.. |Several labels have been used to describe alternatives to standardized tests. The most common include “direct assessment,” “authentic assessment,” “performance assessment,” and the more generic “alternative assessment,” which I shall use here.(4) Although these descriptors reflect subtle distinctions in emphasis, the several types of assessment all exhibit two central features: first, all are viewed as alternatives to traditional multiple-choice, standardized achievement tests; second, all refer to direct examination of student performance on significant tasks that are relevant to life outside of school.Proponents of alternative assessment prefer it to more traditional assessment that relies on indirect, “proxy” tasks (usually test items).

Sampling tiny snippets of student behavior, they point out, does not provide insight into how students would perform on truly “worthy” intellectual tasks. Conversely, they argue that student learning can be better assessed by examining and judging a students actual (or simulated) performance on significant, relevant tasks.
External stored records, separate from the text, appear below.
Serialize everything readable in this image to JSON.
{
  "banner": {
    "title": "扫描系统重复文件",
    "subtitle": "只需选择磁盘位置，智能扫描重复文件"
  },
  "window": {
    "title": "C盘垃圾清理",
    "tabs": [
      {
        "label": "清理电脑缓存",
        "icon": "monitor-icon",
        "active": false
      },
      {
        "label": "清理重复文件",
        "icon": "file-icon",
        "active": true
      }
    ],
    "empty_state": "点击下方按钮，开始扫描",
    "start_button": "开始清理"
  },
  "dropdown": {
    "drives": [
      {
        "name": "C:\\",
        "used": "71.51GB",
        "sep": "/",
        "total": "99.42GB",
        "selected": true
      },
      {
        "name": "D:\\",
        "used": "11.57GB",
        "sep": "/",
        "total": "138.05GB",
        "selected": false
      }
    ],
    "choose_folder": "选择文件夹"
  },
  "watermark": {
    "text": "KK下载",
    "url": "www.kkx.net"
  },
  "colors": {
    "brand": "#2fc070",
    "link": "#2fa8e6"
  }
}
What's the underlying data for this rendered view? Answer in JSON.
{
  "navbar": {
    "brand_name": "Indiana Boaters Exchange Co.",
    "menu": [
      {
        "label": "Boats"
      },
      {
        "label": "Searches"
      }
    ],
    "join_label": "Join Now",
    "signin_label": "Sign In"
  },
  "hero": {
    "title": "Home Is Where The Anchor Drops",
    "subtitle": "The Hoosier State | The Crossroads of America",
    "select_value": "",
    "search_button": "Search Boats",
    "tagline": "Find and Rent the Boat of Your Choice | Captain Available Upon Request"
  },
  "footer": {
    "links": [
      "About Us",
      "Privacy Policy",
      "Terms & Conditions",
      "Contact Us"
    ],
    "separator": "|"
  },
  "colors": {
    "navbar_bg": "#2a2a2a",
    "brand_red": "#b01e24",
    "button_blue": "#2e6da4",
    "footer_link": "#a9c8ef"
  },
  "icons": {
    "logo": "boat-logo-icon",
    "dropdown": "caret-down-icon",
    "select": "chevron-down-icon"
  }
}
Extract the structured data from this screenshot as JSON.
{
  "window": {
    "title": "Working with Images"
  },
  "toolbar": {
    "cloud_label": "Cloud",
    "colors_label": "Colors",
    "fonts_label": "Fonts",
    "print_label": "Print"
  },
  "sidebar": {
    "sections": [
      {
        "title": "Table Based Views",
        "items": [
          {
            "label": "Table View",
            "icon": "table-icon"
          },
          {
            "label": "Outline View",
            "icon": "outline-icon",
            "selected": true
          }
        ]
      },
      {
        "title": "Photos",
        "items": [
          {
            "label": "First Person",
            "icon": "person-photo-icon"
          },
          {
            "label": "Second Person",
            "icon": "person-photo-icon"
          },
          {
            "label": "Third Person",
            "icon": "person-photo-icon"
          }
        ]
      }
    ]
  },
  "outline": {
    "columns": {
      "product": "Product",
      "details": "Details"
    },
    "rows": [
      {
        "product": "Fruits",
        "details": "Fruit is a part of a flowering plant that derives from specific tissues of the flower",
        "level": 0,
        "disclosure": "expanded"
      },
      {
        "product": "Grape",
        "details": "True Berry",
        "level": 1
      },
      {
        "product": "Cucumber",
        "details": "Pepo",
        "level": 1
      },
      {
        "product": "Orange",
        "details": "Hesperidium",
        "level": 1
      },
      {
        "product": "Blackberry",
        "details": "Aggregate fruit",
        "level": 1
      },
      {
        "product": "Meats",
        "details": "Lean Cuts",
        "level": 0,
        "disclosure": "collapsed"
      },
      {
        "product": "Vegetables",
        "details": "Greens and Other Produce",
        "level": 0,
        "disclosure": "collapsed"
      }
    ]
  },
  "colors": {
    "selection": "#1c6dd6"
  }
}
As Jay McTighe and Steven Ferrara note, such assessment can focus on students processes (revealed through learning logs, “think-aloud” observation sessions, self-assessment checklists); products (e.g.

, diaries, writing portfolios, art portfolios or exhibits); or performances (e.g., typing tests, dramatic or musical performances, oral debates).(5)Relevant assessment is that how learners would perform on their examination tasks.

The learner learning can be better assessed by examining and judging a students direct examination of student performance on significant tasks that are relevant to life outside of school.